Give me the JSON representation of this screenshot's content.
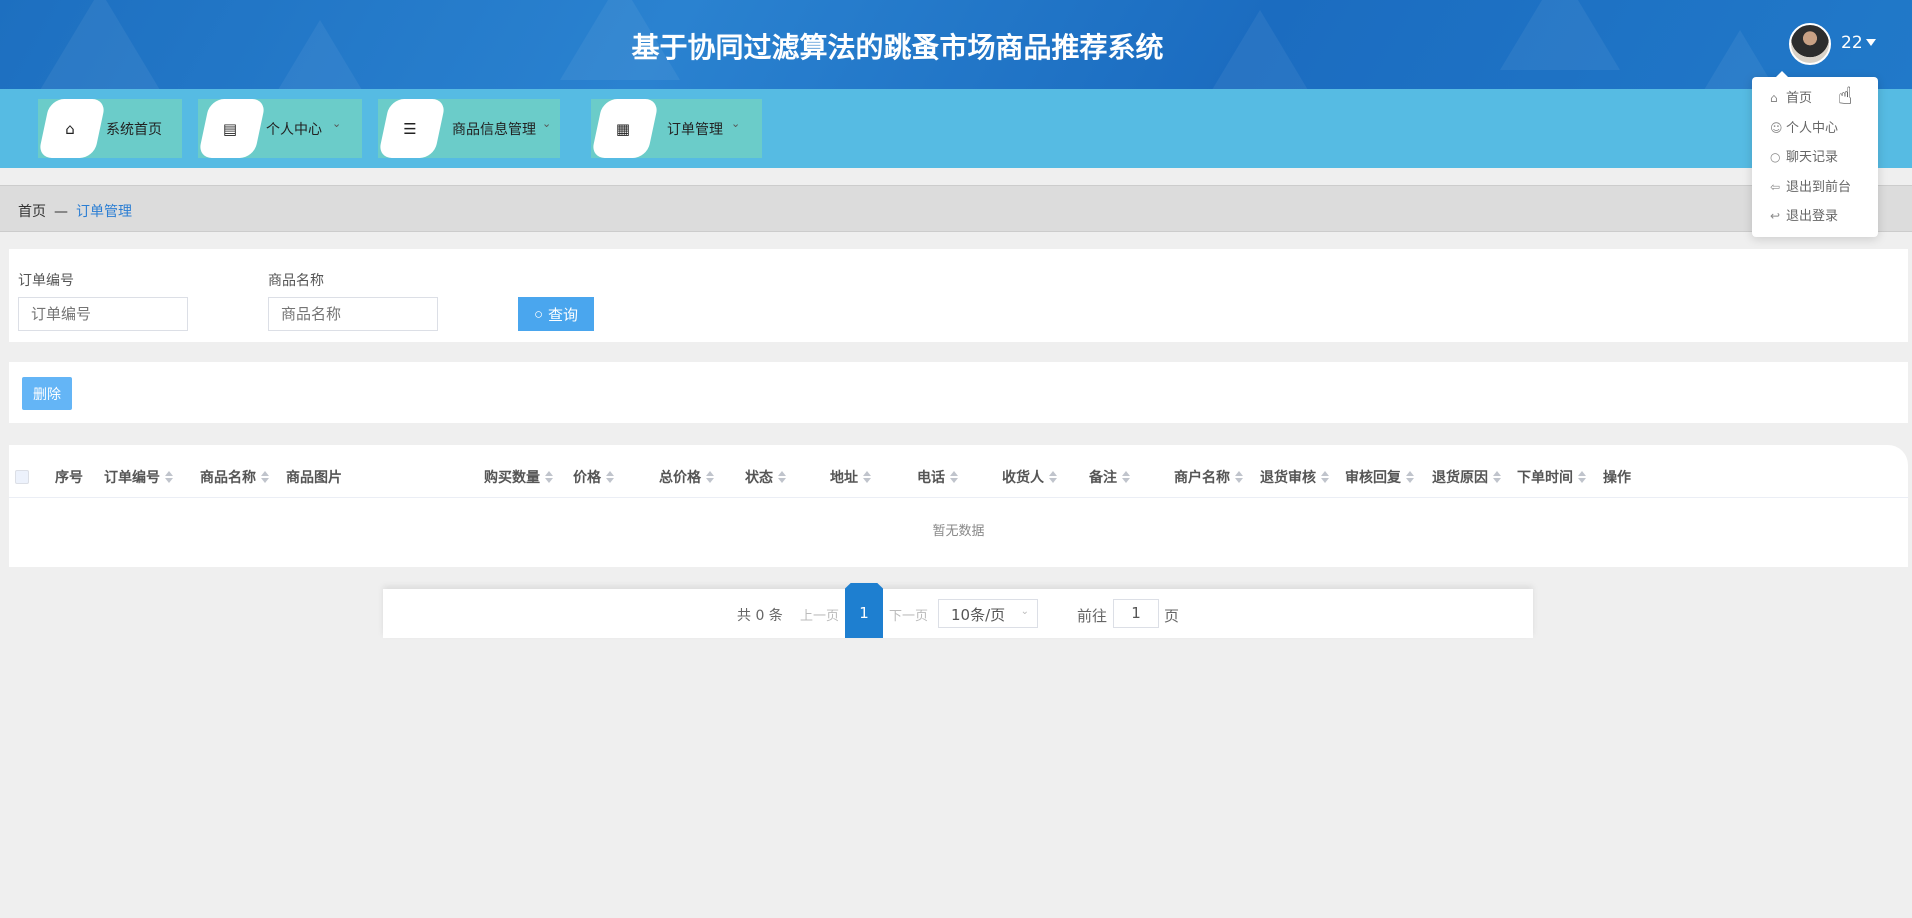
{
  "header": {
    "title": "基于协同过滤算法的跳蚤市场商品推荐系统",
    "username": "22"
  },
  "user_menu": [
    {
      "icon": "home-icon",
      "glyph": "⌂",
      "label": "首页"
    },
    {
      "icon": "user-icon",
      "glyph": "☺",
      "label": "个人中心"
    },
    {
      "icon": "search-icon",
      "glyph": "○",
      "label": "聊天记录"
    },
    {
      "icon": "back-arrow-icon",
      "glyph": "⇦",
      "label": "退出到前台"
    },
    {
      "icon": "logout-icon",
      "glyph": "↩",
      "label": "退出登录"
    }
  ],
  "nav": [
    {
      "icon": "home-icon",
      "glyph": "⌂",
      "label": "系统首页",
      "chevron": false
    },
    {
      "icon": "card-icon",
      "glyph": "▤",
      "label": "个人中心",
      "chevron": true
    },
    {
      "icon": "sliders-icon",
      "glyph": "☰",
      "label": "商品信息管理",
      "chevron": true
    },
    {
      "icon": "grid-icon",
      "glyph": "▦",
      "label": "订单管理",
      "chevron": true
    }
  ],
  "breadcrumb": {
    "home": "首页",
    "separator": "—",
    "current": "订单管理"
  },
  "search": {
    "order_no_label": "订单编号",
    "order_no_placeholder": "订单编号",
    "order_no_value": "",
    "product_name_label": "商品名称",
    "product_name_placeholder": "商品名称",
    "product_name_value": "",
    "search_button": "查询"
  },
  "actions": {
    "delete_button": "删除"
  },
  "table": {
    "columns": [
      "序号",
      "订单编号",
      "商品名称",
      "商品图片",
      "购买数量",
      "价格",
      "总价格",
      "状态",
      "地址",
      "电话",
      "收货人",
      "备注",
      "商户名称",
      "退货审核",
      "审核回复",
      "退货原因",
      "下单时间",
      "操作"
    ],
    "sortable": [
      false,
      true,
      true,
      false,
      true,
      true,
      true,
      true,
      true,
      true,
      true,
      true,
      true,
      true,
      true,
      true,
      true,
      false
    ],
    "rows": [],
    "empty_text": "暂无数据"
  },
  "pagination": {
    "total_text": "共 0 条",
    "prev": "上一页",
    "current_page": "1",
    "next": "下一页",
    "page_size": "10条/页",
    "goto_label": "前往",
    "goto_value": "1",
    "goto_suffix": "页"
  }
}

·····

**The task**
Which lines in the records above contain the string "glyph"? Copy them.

**Answer box**
      "glyph": "⌂",
      "glyph": "☺",
      "glyph": "○",
      "glyph": "⇦",
      "glyph": "↩",
      "glyph": "⌂",
      "glyph": "▤",
      "glyph": "☰",
      "glyph": "▦",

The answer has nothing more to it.